• **How to complete this task**
Once the records have been read, set every one down as it stands.

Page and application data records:

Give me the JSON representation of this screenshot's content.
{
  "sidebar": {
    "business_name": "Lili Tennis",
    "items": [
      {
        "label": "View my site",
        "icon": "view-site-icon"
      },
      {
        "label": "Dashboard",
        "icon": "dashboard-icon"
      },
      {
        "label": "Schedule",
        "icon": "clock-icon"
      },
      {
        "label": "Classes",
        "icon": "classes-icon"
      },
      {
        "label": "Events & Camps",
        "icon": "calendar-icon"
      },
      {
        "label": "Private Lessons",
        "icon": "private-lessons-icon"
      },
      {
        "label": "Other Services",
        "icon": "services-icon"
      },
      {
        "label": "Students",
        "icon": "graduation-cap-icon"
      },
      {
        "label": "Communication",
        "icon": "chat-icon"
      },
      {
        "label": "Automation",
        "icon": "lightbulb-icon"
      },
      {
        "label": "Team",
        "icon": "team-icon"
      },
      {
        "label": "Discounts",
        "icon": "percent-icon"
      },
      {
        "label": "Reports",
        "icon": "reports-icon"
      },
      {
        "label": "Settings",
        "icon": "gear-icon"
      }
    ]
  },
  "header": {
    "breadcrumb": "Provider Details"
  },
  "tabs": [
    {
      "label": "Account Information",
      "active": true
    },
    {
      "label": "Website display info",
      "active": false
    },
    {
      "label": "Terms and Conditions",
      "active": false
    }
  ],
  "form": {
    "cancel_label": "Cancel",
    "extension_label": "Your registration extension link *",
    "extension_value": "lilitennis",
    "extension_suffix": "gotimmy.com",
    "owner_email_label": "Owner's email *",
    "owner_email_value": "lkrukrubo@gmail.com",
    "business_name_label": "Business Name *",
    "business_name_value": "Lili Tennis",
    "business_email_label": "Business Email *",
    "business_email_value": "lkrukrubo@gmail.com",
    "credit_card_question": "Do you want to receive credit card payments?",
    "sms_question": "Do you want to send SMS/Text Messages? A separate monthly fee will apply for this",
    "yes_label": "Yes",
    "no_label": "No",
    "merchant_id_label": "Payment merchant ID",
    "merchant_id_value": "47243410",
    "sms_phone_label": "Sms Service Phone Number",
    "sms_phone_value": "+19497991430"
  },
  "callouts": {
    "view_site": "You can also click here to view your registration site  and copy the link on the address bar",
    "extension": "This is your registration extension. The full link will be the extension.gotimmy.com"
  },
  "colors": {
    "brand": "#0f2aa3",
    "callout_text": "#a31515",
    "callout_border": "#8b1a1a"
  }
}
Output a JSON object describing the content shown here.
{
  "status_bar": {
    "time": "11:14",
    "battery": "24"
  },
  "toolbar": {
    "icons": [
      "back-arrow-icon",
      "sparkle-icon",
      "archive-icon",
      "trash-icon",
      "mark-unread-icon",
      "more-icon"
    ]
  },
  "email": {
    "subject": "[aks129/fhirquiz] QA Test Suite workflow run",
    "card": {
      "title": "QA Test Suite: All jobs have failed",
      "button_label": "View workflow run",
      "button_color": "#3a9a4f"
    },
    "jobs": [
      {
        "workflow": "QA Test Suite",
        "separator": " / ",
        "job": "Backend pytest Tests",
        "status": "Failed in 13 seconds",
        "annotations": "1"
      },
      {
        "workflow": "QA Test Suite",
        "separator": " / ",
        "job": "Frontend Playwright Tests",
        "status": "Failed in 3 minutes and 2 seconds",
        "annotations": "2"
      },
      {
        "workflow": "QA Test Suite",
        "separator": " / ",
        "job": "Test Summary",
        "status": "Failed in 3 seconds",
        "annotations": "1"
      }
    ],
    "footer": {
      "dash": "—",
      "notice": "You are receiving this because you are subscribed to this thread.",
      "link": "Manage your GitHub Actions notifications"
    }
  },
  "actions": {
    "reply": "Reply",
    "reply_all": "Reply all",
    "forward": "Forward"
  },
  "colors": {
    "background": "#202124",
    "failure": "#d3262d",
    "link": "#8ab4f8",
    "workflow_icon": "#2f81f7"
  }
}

• **Expected answer**
Give me the JSON representation of this screenshot's content.
{
  "sidebar": {
    "business_name": "Lili Tennis",
    "items": [
      {
        "label": "View my site",
        "icon": "view-site-icon"
      },
      {
        "label": "Dashboard",
        "icon": "dashboard-icon"
      },
      {
        "label": "Schedule",
        "icon": "clock-icon"
      },
      {
        "label": "Classes",
        "icon": "classes-icon"
      },
      {
        "label": "Events & Camps",
        "icon": "calendar-icon"
      },
      {
        "label": "Private Lessons",
        "icon": "private-lessons-icon"
      },
      {
        "label": "Other Services",
        "icon": "services-icon"
      },
      {
        "label": "Students",
        "icon": "graduation-cap-icon"
      },
      {
        "label": "Communication",
        "icon": "chat-icon"
      },
      {
        "label": "Automation",
        "icon": "lightbulb-icon"
      },
      {
        "label": "Team",
        "icon": "team-icon"
      },
      {
        "label": "Discounts",
        "icon": "percent-icon"
      },
      {
        "label": "Reports",
        "icon": "reports-icon"
      },
      {
        "label": "Settings",
        "icon": "gear-icon"
      }
    ]
  },
  "header": {
    "breadcrumb": "Provider Details"
  },
  "tabs": [
    {
      "label": "Account Information",
      "active": true
    },
    {
      "label": "Website display info",
      "active": false
    },
    {
      "label": "Terms and Conditions",
      "active": false
    }
  ],
  "form": {
    "cancel_label": "Cancel",
    "extension_label": "Your registration extension link *",
    "extension_value": "lilitennis",
    "extension_suffix": "gotimmy.com",
    "owner_email_label": "Owner's email *",
    "owner_email_value": "lkrukrubo@gmail.com",
    "business_name_label": "Business Name *",
    "business_name_value": "Lili Tennis",
    "business_email_label": "Business Email *",
    "business_email_value": "lkrukrubo@gmail.com",
    "credit_card_question": "Do you want to receive credit card payments?",
    "sms_question": "Do you want to send SMS/Text Messages? A separate monthly fee will apply for this",
    "yes_label": "Yes",
    "no_label": "No",
    "merchant_id_label": "Payment merchant ID",
    "merchant_id_value": "47243410",
    "sms_phone_label": "Sms Service Phone Number",
    "sms_phone_value": "+19497991430"
  },
  "callouts": {
    "view_site": "You can also click here to view your registration site  and copy the link on the address bar",
    "extension": "This is your registration extension. The full link will be the extension.gotimmy.com"
  },
  "colors": {
    "brand": "#0f2aa3",
    "callout_text": "#a31515",
    "callout_border": "#8b1a1a"
  }
}
Output a JSON object describing the content shown here.
{
  "status_bar": {
    "time": "11:14",
    "battery": "24"
  },
  "toolbar": {
    "icons": [
      "back-arrow-icon",
      "sparkle-icon",
      "archive-icon",
      "trash-icon",
      "mark-unread-icon",
      "more-icon"
    ]
  },
  "email": {
    "subject": "[aks129/fhirquiz] QA Test Suite workflow run",
    "card": {
      "title": "QA Test Suite: All jobs have failed",
      "button_label": "View workflow run",
      "button_color": "#3a9a4f"
    },
    "jobs": [
      {
        "workflow": "QA Test Suite",
        "separator": " / ",
        "job": "Backend pytest Tests",
        "status": "Failed in 13 seconds",
        "annotations": "1"
      },
      {
        "workflow": "QA Test Suite",
        "separator": " / ",
        "job": "Frontend Playwright Tests",
        "status": "Failed in 3 minutes and 2 seconds",
        "annotations": "2"
      },
      {
        "workflow": "QA Test Suite",
        "separator": " / ",
        "job": "Test Summary",
        "status": "Failed in 3 seconds",
        "annotations": "1"
      }
    ],
    "footer": {
      "dash": "—",
      "notice": "You are receiving this because you are subscribed to this thread.",
      "link": "Manage your GitHub Actions notifications"
    }
  },
  "actions": {
    "reply": "Reply",
    "reply_all": "Reply all",
    "forward": "Forward"
  },
  "colors": {
    "background": "#202124",
    "failure": "#d3262d",
    "link": "#8ab4f8",
    "workflow_icon": "#2f81f7"
  }
}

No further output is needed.